One of the main dangers of drug use, abuse, or addiction is that it will lead to an overdose. Although drug overdose can be fatal, the person’s life can be saved with quick treatment. One common issue is that bystanders might not know that someone is in the midst of a potentially fatal overdose. Young people, in particular, might assume that a friend might just need time to “sleep it off.” Or they might be concerned that they or their friend will get in legal trouble if paramedics are called. Read on to find out why overdose occurs, how to recognize drug overdose symptoms and what to do if you suspect that a friend, relative, or stranger is suffering from an overdose.
Why Overdose Occurs
Many people who overdose do so accidentally, though sometimes it’s on purpose. When it’s an accident, it’s often because the person didn’t realize that they were taking a dangerous amount of the substance.
It might be their first time trying it or their first time in a long time. They might have stopped getting the same high from a particular drug and decided to increase the dosage. Or they might have unwittingly purchased drugs that were laced with something else (or that were something other than what they thought they were).

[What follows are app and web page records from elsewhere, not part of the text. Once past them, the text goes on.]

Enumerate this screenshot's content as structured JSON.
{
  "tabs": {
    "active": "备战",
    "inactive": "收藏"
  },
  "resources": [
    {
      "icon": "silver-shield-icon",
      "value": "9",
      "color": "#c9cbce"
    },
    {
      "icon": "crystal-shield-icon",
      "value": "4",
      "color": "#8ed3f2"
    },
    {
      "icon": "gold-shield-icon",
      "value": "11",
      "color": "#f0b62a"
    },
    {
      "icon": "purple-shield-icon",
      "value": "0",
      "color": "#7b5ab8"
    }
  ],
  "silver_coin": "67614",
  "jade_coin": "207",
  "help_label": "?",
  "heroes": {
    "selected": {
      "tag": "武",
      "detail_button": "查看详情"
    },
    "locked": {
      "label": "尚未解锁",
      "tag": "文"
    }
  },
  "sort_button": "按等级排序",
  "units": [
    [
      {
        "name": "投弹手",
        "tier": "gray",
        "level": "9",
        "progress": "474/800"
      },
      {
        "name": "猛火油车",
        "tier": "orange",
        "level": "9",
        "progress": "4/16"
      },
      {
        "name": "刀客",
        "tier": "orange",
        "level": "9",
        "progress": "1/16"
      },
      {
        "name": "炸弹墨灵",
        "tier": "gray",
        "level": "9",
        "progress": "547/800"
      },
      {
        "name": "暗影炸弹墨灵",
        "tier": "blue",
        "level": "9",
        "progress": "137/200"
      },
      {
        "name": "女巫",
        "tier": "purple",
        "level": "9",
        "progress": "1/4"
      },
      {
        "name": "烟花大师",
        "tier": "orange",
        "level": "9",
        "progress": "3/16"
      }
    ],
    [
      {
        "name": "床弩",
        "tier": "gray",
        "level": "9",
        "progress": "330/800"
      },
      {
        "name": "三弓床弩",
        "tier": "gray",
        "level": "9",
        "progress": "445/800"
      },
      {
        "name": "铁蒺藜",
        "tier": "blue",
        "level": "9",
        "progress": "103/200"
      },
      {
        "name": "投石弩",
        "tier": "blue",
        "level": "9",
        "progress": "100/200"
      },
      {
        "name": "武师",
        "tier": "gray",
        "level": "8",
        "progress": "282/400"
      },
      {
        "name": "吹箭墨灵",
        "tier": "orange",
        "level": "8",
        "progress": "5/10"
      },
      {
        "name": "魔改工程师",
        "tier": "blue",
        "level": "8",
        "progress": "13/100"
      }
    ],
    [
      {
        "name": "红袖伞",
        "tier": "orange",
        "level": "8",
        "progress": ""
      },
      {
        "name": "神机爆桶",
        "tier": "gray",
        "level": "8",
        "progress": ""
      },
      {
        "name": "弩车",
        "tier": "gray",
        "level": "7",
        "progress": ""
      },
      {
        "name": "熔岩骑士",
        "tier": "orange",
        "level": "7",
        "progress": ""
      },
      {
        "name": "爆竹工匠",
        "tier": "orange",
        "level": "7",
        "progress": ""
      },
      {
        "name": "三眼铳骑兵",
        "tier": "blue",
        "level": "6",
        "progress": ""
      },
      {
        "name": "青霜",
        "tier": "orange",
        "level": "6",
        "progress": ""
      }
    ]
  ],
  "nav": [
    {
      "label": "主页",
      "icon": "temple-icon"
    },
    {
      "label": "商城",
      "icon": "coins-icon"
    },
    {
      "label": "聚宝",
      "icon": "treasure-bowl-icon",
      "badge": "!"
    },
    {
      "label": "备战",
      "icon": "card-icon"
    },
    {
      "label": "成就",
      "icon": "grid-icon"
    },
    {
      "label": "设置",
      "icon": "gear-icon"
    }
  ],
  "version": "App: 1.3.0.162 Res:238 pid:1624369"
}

Other times, people overdose because they’re mixing substances. Drinking alcohol and then using opioids can lead to overdose more quickly than using the opioids alone, for example. Overdose can happen at any time, and the person taking the substance often does not even know that they’re taking a dangerous amount.
Drug Overdose Symptoms
The signs of drug overdose depend on the type of drug taken. The most important thing to remember is that if the person you’re with has taken drugs and is acting in a way that is worrisome, it’s better to be safe than sorry and get help. Here are some of the signs that someone might be dealing with a drug overdose symptoms:
- Nausea and vomiting
- Dizziness, unable to stay balanced while walking
- Marked confusion, not knowing where they are or not able to answer simple questions
- Hallucinations or visual disturbances
- Drowsiness, can’t stay awake
- Not breathing or having very quick, shallow breaths
- Heart racing or beating very slowly
- Blue lips, nails, hands, feet, or face
- Unable to be woken up, unresponsive
- Feeling cold or hot to the touch (not a normal body temperature)
What to Do If You Suspect an Overdose
If you suspect drug overdose symptoms in a friend or someone you were with at a party, your first inclination might be to put them to bed and hope they sleep it off. This could end up leading to death, so do not do this! You need to get them immediate help. Many people are afraid that if they call 911, they or their friend might be charged with drug use. While this is a possibility, most states have what is called a Good Samaritan law, which provides you with immunity if you were seeking help for someone.
Call 911 and stay on the phone until the first responders arrive. The dispatcher answering the call might give you instructions, such as turning the person on their side to prevent them from choking on vomit or starting chest compressions to keep their heart beating. If there is someone else around that can take the instructions while you perform what needs to be done, that’s helpful. If not, try putting the phone on speaker so you can hear what to do.
Treatment for Drug Overdose
The immediate treatment for an opioid overdose is called Narcan (naloxone hydrochloride). It’s a drug that is inhaled that quickly reverses the effects of heroin and other types of opioids. There are other antidotes for other types of drugs. For example, someone might require the administration of activated charcoal to help absorb some of the drugs or the first responders might need to induce vomiting.
The person will usually be taken to the hospital for fluids and further treatment until all of the substance has passed through their body. They might require blood tests and medication. In some cases, overdose can cause the person to go into a coma or experience organ damage, including brain damage. Sometimes, these treatments won’t stop drug overdose symptoms and the person will die.
Long-Term Help for Those With Drug Addictions
Overdosing on a drug in most cases is an indication that the person has an addiction or some other drug abuse problem. (The exception would be if the person did not realize they were taking too much of a prescribed medication or if a child or someone with limited understanding accidentally took medication improperly.)
Once the person is released from the hospital, they need to make the decision to seek help for their addiction. If the person is a minor, their parents can make the decision for them; unfortunately it probably won’t be very effective unless the person with the addiction agrees to accept the help.
- Don’t invite him or her to functions that will include drugs or alcohol. Particularly during the early stages of recovery, it’s important that your loved one find activities that don’t feature or include substances. Try to invite them along to things that won’t present any temptation, such as an alcohol-free backyard barbecue, going to the gym, or visiting a museum.
- Encourage your friend or relative to keep his or her support group and counseling appointments. Offer them a ride, if needed. If you are close to the person, you might also benefit from a support group for the friends and family members of addicts.
- Be patient, supportive, and positive. There might be setbacks, but that doesn’t mean that your loved one isn’t interested in recovery. Encourage them to get back on the wagon if they slip up.
A drug overdose does not have to be indicative of the future. In fact, it might even be the “aha moment” your loved one needs to make a real change and stop using substances. Don’t be afraid to reach out for help if you suspect drug overdose symptoms and encourage your friend or relative to seek treatment for their addiction.